Records drawn from a dataset
^^^^^^^^^^^^^^^^
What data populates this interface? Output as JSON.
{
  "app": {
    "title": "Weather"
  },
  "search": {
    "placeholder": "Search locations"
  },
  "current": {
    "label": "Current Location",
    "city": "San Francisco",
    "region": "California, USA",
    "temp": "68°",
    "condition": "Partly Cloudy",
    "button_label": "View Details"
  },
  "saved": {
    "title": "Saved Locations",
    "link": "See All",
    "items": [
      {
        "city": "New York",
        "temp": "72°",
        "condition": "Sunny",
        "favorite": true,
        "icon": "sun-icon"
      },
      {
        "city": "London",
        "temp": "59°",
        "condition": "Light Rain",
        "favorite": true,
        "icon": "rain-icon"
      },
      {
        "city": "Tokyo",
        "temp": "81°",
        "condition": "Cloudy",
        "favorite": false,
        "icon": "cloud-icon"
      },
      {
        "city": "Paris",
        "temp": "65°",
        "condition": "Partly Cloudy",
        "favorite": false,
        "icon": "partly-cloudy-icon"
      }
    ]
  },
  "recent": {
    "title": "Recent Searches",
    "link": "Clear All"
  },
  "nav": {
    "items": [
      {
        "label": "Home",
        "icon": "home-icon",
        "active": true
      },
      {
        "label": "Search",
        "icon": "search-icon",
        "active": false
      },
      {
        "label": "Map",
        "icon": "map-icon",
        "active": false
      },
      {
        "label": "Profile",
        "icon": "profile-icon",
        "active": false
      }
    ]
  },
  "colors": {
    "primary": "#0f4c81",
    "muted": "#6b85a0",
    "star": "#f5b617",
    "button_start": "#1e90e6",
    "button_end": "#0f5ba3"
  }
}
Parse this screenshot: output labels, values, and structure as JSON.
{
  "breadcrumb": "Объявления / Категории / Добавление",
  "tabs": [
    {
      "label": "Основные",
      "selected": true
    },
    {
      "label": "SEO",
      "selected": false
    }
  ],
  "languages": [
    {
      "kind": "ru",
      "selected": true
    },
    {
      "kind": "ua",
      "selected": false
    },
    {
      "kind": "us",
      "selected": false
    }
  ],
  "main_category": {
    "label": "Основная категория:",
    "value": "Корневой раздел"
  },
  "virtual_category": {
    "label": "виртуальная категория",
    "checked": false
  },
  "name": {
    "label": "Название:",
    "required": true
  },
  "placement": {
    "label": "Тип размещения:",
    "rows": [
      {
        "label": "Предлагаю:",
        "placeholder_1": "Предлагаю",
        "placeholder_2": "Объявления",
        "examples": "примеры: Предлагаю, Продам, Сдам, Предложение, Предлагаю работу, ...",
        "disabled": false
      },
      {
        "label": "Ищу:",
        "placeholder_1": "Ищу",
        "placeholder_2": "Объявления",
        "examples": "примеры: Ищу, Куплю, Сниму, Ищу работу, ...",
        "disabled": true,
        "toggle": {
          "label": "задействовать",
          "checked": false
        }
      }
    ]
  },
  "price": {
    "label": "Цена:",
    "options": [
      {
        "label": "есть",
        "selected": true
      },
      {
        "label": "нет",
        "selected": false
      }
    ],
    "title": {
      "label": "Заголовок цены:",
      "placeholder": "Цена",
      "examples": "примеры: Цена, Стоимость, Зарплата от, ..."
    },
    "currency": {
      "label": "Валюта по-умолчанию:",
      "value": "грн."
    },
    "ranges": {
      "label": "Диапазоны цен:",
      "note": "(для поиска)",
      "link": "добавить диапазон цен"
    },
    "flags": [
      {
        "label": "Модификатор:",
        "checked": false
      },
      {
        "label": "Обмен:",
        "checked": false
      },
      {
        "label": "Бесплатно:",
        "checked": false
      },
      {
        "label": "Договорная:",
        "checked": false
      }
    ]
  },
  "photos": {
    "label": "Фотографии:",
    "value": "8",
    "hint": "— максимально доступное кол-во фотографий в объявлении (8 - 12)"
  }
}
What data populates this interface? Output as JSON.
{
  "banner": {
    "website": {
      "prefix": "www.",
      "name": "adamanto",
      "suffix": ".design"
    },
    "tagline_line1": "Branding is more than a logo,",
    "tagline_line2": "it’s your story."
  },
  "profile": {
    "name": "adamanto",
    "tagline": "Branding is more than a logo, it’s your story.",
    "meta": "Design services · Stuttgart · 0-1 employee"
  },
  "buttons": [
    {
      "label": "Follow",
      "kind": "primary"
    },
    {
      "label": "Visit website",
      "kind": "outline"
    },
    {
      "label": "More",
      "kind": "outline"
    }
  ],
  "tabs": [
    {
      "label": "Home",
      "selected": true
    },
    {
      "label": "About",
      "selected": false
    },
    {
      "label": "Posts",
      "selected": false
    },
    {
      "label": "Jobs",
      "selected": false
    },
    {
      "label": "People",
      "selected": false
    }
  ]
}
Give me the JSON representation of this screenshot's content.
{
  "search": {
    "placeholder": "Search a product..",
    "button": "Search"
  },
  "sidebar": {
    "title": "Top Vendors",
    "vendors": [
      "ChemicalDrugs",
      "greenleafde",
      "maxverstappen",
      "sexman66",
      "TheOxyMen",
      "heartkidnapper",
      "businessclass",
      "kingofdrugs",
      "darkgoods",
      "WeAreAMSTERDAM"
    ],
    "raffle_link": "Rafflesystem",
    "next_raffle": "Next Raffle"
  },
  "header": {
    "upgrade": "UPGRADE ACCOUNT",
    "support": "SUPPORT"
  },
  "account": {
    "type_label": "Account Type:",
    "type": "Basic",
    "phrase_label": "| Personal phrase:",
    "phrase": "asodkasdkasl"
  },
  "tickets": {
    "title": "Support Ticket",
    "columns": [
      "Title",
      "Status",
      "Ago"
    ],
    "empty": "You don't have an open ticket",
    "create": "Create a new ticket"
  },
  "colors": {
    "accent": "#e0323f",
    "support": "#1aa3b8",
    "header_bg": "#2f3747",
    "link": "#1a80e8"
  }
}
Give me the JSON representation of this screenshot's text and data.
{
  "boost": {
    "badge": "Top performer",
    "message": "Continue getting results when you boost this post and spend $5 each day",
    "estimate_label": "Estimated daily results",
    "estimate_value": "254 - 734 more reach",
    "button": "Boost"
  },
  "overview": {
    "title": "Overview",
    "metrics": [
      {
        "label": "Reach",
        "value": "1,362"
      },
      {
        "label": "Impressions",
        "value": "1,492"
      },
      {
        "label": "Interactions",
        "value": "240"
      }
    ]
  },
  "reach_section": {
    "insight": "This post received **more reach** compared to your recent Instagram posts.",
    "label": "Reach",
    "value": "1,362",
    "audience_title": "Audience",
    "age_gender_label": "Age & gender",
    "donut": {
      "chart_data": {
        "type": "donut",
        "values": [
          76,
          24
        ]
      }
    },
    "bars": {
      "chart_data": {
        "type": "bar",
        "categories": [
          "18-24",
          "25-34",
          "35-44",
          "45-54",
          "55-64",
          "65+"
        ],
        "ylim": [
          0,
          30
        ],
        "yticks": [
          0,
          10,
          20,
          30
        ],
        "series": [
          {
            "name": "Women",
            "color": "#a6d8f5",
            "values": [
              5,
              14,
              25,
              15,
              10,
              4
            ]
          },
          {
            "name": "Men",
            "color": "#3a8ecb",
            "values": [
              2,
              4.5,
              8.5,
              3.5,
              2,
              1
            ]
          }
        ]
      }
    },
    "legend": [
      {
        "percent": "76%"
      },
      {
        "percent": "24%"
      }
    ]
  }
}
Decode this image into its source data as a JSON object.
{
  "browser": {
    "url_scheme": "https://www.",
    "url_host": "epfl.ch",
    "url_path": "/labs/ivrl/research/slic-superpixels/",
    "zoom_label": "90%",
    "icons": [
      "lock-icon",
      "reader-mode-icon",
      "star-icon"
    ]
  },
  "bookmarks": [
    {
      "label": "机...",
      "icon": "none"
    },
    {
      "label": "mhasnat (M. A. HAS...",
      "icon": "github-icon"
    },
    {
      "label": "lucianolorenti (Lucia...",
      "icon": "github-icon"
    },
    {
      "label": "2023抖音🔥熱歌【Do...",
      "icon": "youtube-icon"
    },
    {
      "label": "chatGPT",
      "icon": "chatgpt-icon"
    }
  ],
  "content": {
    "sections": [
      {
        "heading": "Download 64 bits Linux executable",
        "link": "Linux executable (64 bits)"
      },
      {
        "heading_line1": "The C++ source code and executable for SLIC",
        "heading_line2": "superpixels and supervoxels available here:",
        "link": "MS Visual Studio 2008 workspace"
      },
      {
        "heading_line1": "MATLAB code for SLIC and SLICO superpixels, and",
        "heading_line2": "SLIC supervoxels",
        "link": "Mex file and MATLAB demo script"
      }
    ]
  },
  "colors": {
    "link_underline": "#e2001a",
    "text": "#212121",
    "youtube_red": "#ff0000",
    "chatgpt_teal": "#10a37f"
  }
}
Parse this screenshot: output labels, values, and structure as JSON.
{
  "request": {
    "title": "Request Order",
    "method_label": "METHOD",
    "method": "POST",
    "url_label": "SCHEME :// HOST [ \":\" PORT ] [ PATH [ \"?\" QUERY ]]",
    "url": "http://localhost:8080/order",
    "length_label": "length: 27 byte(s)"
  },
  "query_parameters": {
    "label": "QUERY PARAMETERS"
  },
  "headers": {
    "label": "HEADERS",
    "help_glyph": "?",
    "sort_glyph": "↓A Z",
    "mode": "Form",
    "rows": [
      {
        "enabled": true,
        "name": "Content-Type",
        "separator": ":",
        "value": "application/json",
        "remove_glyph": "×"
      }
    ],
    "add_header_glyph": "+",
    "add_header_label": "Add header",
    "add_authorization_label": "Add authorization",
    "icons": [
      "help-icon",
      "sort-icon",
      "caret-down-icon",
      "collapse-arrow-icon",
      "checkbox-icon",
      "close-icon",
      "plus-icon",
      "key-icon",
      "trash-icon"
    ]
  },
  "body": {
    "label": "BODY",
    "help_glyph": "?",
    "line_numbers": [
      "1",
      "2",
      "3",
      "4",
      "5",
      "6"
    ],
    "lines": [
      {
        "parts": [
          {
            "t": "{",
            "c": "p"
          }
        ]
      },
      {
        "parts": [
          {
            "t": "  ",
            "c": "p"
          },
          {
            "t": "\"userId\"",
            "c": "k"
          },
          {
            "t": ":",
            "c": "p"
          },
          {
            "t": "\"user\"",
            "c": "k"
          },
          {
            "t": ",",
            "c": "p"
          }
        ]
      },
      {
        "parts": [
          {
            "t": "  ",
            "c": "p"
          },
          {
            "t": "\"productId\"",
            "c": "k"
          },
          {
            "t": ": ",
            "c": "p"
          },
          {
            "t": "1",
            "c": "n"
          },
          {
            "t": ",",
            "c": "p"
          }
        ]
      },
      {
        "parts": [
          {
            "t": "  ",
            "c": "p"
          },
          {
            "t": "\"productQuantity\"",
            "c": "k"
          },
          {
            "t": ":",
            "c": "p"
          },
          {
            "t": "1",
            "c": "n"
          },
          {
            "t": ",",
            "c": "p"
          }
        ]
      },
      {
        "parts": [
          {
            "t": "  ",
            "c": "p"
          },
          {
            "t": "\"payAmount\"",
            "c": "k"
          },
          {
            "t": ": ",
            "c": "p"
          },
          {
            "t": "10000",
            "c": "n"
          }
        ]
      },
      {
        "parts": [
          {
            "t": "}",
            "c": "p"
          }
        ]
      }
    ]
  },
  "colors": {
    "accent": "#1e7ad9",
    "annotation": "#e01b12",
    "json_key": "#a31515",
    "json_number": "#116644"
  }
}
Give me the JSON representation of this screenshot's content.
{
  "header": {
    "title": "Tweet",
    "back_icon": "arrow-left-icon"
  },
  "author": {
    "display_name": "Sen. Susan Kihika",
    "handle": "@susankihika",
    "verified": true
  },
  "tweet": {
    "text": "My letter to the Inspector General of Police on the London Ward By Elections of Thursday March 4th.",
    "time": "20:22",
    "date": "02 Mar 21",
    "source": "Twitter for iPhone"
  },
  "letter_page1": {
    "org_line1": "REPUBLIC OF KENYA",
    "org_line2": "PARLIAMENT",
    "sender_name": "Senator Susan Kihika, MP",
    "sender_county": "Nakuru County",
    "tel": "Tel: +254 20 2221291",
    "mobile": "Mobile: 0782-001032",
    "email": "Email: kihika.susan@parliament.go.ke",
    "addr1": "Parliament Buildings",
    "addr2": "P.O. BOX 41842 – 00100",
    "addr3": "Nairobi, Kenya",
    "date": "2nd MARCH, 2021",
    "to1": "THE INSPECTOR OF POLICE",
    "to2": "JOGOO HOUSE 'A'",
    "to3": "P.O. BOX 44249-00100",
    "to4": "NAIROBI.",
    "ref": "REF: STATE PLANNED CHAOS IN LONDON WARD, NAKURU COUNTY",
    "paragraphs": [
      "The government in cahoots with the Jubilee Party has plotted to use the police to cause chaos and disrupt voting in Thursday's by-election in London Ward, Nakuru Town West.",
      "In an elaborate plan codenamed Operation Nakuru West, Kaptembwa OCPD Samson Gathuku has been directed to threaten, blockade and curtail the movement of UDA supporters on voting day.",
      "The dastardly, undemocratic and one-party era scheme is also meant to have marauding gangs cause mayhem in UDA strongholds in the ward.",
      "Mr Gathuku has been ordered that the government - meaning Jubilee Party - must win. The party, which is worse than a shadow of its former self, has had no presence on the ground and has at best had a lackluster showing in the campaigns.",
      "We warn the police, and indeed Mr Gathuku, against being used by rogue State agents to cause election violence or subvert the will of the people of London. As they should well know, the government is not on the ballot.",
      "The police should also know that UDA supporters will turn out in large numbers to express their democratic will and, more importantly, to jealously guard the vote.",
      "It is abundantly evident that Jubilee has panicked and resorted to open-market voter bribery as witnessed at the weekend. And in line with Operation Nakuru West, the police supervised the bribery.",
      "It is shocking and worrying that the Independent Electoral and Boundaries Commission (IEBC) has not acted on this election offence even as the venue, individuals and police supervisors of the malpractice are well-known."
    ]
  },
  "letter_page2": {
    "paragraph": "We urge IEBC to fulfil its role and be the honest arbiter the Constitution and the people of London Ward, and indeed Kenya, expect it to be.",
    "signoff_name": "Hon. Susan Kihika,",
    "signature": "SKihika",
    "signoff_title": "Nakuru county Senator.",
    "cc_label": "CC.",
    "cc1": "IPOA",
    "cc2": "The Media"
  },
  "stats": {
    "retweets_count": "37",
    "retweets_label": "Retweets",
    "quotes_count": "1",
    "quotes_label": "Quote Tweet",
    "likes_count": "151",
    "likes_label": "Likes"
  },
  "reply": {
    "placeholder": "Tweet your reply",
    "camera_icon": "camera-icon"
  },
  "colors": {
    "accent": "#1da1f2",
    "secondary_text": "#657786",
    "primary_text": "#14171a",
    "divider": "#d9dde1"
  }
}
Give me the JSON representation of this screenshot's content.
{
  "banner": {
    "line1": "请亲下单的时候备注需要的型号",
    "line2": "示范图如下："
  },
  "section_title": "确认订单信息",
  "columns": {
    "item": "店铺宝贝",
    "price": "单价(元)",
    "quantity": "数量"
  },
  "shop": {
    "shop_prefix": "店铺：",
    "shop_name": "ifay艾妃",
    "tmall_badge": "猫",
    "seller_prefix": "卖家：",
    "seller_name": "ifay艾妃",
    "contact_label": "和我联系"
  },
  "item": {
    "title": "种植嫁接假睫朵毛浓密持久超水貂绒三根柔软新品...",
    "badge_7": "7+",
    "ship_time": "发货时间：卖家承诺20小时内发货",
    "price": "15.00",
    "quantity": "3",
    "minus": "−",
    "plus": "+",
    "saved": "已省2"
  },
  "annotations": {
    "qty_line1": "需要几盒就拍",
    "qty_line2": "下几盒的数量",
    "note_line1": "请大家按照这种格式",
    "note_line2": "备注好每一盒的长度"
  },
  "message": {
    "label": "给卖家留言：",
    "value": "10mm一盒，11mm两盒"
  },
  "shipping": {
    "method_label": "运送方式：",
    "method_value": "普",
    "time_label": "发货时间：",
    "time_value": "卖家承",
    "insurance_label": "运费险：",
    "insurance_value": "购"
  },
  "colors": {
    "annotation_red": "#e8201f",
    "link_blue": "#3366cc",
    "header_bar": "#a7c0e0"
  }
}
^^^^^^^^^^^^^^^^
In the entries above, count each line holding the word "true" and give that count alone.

11